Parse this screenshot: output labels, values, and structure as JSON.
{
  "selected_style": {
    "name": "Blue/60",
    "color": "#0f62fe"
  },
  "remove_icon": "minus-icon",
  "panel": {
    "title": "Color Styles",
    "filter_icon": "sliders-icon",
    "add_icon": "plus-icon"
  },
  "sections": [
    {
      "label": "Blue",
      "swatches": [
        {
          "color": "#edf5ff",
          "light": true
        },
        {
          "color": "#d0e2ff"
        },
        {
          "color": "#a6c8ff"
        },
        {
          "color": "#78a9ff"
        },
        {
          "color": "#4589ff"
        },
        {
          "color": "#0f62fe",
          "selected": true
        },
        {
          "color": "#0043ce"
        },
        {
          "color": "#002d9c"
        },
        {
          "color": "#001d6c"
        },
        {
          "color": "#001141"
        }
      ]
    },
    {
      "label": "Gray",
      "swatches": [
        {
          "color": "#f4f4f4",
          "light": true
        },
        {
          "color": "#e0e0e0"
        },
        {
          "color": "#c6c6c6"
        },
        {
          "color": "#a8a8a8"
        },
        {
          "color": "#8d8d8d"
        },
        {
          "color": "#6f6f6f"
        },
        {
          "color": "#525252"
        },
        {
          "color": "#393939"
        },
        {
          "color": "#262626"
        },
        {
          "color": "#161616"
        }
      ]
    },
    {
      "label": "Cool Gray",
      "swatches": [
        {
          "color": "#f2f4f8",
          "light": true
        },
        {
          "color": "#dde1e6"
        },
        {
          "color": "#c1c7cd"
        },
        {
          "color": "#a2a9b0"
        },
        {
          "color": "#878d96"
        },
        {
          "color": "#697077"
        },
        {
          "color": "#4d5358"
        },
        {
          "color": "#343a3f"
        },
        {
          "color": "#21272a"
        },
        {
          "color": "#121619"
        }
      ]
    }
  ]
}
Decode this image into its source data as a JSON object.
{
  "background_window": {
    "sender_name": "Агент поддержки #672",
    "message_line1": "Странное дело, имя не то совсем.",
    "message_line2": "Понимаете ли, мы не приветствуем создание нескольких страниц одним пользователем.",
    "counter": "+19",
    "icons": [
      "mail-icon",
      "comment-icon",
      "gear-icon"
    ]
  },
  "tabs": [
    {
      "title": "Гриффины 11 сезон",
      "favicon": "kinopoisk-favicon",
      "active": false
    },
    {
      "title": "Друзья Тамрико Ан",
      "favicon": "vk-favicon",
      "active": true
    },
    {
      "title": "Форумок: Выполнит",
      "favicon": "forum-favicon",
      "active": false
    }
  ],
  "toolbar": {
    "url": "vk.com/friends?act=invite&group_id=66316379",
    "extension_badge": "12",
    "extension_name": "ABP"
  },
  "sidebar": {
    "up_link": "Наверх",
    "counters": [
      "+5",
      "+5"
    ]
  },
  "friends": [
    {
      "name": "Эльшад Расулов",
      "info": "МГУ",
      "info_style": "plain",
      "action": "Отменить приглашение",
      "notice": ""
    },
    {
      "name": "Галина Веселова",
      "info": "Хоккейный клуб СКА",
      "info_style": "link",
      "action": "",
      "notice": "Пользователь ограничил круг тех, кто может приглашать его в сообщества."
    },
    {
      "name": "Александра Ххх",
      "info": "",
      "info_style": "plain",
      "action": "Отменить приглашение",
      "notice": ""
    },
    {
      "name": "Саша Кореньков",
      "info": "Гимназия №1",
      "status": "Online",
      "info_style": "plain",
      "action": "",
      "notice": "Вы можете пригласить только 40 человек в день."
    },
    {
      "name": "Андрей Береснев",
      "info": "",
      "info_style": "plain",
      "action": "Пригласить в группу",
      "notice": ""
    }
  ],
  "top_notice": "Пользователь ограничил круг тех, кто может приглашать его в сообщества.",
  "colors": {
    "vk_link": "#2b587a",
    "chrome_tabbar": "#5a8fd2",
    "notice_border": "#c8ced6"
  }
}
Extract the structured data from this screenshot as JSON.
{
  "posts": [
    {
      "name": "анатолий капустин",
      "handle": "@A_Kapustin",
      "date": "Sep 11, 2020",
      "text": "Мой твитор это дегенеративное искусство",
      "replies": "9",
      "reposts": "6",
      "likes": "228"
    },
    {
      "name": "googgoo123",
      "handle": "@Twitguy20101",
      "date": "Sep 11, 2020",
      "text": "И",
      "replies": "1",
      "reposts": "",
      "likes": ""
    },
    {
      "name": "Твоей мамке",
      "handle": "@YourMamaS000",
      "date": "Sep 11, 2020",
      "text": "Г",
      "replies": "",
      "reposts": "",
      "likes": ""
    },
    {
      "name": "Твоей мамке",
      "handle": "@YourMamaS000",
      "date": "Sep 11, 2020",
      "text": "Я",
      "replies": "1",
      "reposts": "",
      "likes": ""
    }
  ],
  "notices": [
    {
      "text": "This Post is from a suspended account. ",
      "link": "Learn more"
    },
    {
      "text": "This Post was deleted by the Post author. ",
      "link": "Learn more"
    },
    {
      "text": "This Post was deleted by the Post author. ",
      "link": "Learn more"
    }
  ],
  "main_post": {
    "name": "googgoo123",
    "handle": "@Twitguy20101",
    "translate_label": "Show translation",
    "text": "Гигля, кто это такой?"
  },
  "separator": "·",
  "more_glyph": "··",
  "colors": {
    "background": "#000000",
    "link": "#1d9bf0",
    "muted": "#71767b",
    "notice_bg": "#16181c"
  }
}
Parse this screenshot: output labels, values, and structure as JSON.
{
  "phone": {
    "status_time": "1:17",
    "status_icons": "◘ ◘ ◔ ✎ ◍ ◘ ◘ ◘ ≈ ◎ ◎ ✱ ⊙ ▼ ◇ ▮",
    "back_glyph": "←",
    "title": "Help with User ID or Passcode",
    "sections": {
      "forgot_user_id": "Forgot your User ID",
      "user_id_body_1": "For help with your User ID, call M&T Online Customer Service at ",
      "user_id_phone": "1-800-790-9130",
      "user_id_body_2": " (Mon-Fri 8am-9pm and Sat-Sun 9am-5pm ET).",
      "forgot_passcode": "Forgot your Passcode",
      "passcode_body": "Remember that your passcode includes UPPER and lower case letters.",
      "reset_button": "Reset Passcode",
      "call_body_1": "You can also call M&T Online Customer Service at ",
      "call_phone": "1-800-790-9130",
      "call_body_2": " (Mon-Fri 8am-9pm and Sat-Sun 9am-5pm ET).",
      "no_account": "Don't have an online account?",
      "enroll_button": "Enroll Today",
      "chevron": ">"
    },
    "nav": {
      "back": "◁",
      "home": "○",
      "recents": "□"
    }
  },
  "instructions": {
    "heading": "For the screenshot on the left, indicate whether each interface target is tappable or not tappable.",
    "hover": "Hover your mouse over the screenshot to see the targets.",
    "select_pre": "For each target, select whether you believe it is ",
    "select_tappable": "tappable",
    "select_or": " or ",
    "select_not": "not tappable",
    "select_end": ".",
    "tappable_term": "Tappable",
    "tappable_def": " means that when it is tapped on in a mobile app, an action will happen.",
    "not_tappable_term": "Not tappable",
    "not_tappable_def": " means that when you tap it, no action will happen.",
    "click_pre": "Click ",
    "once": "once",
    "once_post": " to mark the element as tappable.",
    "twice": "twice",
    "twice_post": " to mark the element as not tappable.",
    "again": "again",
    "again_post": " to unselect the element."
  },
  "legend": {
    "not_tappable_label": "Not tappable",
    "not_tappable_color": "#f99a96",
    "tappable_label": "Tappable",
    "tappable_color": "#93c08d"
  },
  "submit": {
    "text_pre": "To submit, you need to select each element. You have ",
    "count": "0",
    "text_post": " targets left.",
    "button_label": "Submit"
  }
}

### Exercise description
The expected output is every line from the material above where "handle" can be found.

### Written solution
      "handle": "@A_Kapustin",
      "handle": "@Twitguy20101",
      "handle": "@YourMamaS000",
      "handle": "@YourMamaS000",
    "handle": "@Twitguy20101",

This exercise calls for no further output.